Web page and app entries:

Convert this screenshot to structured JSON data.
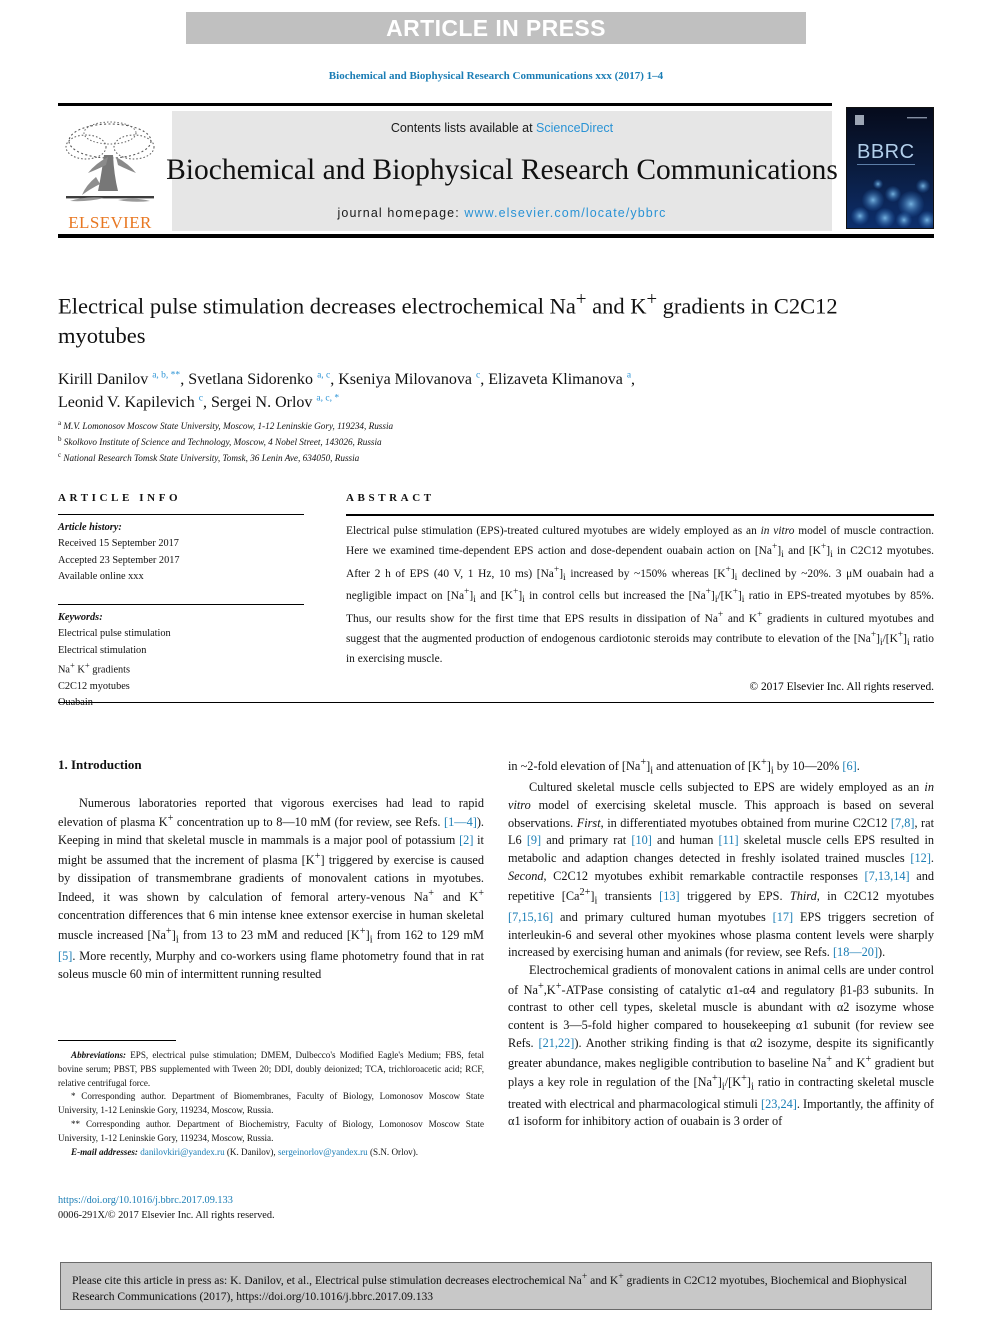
{
  "banner": {
    "label": "ARTICLE IN PRESS"
  },
  "running_head": "Biochemical and Biophysical Research Communications xxx (2017) 1–4",
  "masthead": {
    "contents_prefix": "Contents lists available at ",
    "sciencedirect": "ScienceDirect",
    "journal_title": "Biochemical and Biophysical Research Communications",
    "homepage_prefix": "journal homepage: ",
    "homepage_url": "www.elsevier.com/locate/ybbrc",
    "publisher": "ELSEVIER",
    "cover_label": "BBRC",
    "colors": {
      "link": "#2a93d5",
      "elsevier_orange": "#e87722",
      "banner_gray": "#c0c0c0",
      "mast_gray": "#e6e6e6"
    }
  },
  "article": {
    "title": "Electrical pulse stimulation decreases electrochemical Na+ and K+ gradients in C2C12 myotubes",
    "authors_html": "Kirill Danilov <sup>a, b, **</sup>, Svetlana Sidorenko <sup>a, c</sup>, Kseniya Milovanova <sup>c</sup>, Elizaveta Klimanova <sup>a</sup>, Leonid V. Kapilevich <sup>c</sup>, Sergei N. Orlov <sup>a, c, *</sup>",
    "affiliations": [
      {
        "mark": "a",
        "text": "M.V. Lomonosov Moscow State University, Moscow, 1-12 Leninskie Gory, 119234, Russia"
      },
      {
        "mark": "b",
        "text": "Skolkovo Institute of Science and Technology, Moscow, 4 Nobel Street, 143026, Russia"
      },
      {
        "mark": "c",
        "text": "National Research Tomsk State University, Tomsk, 36 Lenin Ave, 634050, Russia"
      }
    ]
  },
  "article_info": {
    "heading": "ARTICLE INFO",
    "history_label": "Article history:",
    "history": [
      "Received 15 September 2017",
      "Accepted 23 September 2017",
      "Available online xxx"
    ],
    "keywords_label": "Keywords:",
    "keywords": [
      "Electrical pulse stimulation",
      "Electrical stimulation",
      "Na+ K+ gradients",
      "C2C12 myotubes",
      "Ouabain"
    ]
  },
  "abstract": {
    "heading": "ABSTRACT",
    "text": "Electrical pulse stimulation (EPS)-treated cultured myotubes are widely employed as an in vitro model of muscle contraction. Here we examined time-dependent EPS action and dose-dependent ouabain action on [Na+]i and [K+]i in C2C12 myotubes. After 2 h of EPS (40 V, 1 Hz, 10 ms) [Na+]i increased by ~150% whereas [K+]i declined by ~20%. 3 μM ouabain had a negligible impact on [Na+]i and [K+]i in control cells but increased the [Na+]i/[K+]i ratio in EPS-treated myotubes by 85%. Thus, our results show for the first time that EPS results in dissipation of Na+ and K+ gradients in cultured myotubes and suggest that the augmented production of endogenous cardiotonic steroids may contribute to elevation of the [Na+]i/[K+]i ratio in exercising muscle.",
    "copyright": "© 2017 Elsevier Inc. All rights reserved."
  },
  "body": {
    "section_heading": "1. Introduction",
    "left_paragraph": "Numerous laboratories reported that vigorous exercises had lead to rapid elevation of plasma K+ concentration up to 8–10 mM (for review, see Refs. [1–4]). Keeping in mind that skeletal muscle in mammals is a major pool of potassium [2] it might be assumed that the increment of plasma [K+] triggered by exercise is caused by dissipation of transmembrane gradients of monovalent cations in myotubes. Indeed, it was shown by calculation of femoral artery-venous Na+ and K+ concentration differences that 6 min intense knee extensor exercise in human skeletal muscle increased [Na+]i from 13 to 23 mM and reduced [K+]i from 162 to 129 mM [5]. More recently, Murphy and co-workers using flame photometry found that in rat soleus muscle 60 min of intermittent running resulted",
    "right_paragraph_1": "in ~2-fold elevation of [Na+]i and attenuation of [K+]i by 10–20% [6].",
    "right_paragraph_2": "Cultured skeletal muscle cells subjected to EPS are widely employed as an in vitro model of exercising skeletal muscle. This approach is based on several observations. First, in differentiated myotubes obtained from murine C2C12 [7,8], rat L6 [9] and primary rat [10] and human [11] skeletal muscle cells EPS resulted in metabolic and adaption changes detected in freshly isolated trained muscles [12]. Second, C2C12 myotubes exhibit remarkable contractile responses [7,13,14] and repetitive [Ca2+]i transients [13] triggered by EPS. Third, in C2C12 myotubes [7,15,16] and primary cultured human myotubes [17] EPS triggers secretion of interleukin-6 and several other myokines whose plasma content levels were sharply increased by exercising human and animals (for review, see Refs. [18–20]).",
    "right_paragraph_3": "Electrochemical gradients of monovalent cations in animal cells are under control of Na+,K+-ATPase consisting of catalytic α1-α4 and regulatory β1-β3 subunits. In contrast to other cell types, skeletal muscle is abundant with α2 isozyme whose content is 3–5-fold higher compared to housekeeping α1 subunit (for review see Refs. [21,22]). Another striking finding is that α2 isozyme, despite its significantly greater abundance, makes negligible contribution to baseline Na+ and K+ gradient but plays a key role in regulation of the [Na+]i/[K+]i ratio in contracting skeletal muscle treated with electrical and pharmacological stimuli [23,24]. Importantly, the affinity of α1 isoform for inhibitory action of ouabain is 3 order of"
  },
  "footnotes": {
    "abbreviations_label": "Abbreviations:",
    "abbreviations_text": "EPS, electrical pulse stimulation; DMEM, Dulbecco's Modified Eagle's Medium; FBS, fetal bovine serum; PBST, PBS supplemented with Tween 20; DDI, doubly deionized; TCA, trichloroacetic acid; RCF, relative centrifugal force.",
    "corresponding_1": "* Corresponding author. Department of Biomembranes, Faculty of Biology, Lomonosov Moscow State University, 1-12 Leninskie Gory, 119234, Moscow, Russia.",
    "corresponding_2": "** Corresponding author. Department of Biochemistry, Faculty of Biology, Lomonosov Moscow State University, 1-12 Leninskie Gory, 119234, Moscow, Russia.",
    "email_label": "E-mail addresses:",
    "email_1": "danilovkiri@yandex.ru",
    "email_1_owner": "(K. Danilov),",
    "email_2": "sergeinorlov@yandex.ru",
    "email_2_owner": "(S.N. Orlov)."
  },
  "doi_block": {
    "doi": "https://doi.org/10.1016/j.bbrc.2017.09.133",
    "issn_line": "0006-291X/© 2017 Elsevier Inc. All rights reserved."
  },
  "cite_box": {
    "text": "Please cite this article in press as: K. Danilov, et al., Electrical pulse stimulation decreases electrochemical Na+ and K+ gradients in C2C12 myotubes, Biochemical and Biophysical Research Communications (2017), https://doi.org/10.1016/j.bbrc.2017.09.133"
  }
}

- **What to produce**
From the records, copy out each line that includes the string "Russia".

- **Answer to this problem**
        "text": "M.V. Lomonosov Moscow State University, Moscow, 1-12 Leninskie Gory, 119234, Russia"
        "text": "Skolkovo Institute of Science and Technology, Moscow, 4 Nobel Street, 143026, Russia"
        "text": "National Research Tomsk State University, Tomsk, 36 Lenin Ave, 634050, Russia"
    "corresponding_1": "* Corresponding author. Department of Biomembranes, Faculty of Biology, Lomonosov Moscow State University, 1-12 Leninskie Gory, 119234, Moscow, Russia.",
    "corresponding_2": "** Corresponding author. Department of Biochemistry, Faculty of Biology, Lomonosov Moscow State University, 1-12 Leninskie Gory, 119234, Moscow, Russia.",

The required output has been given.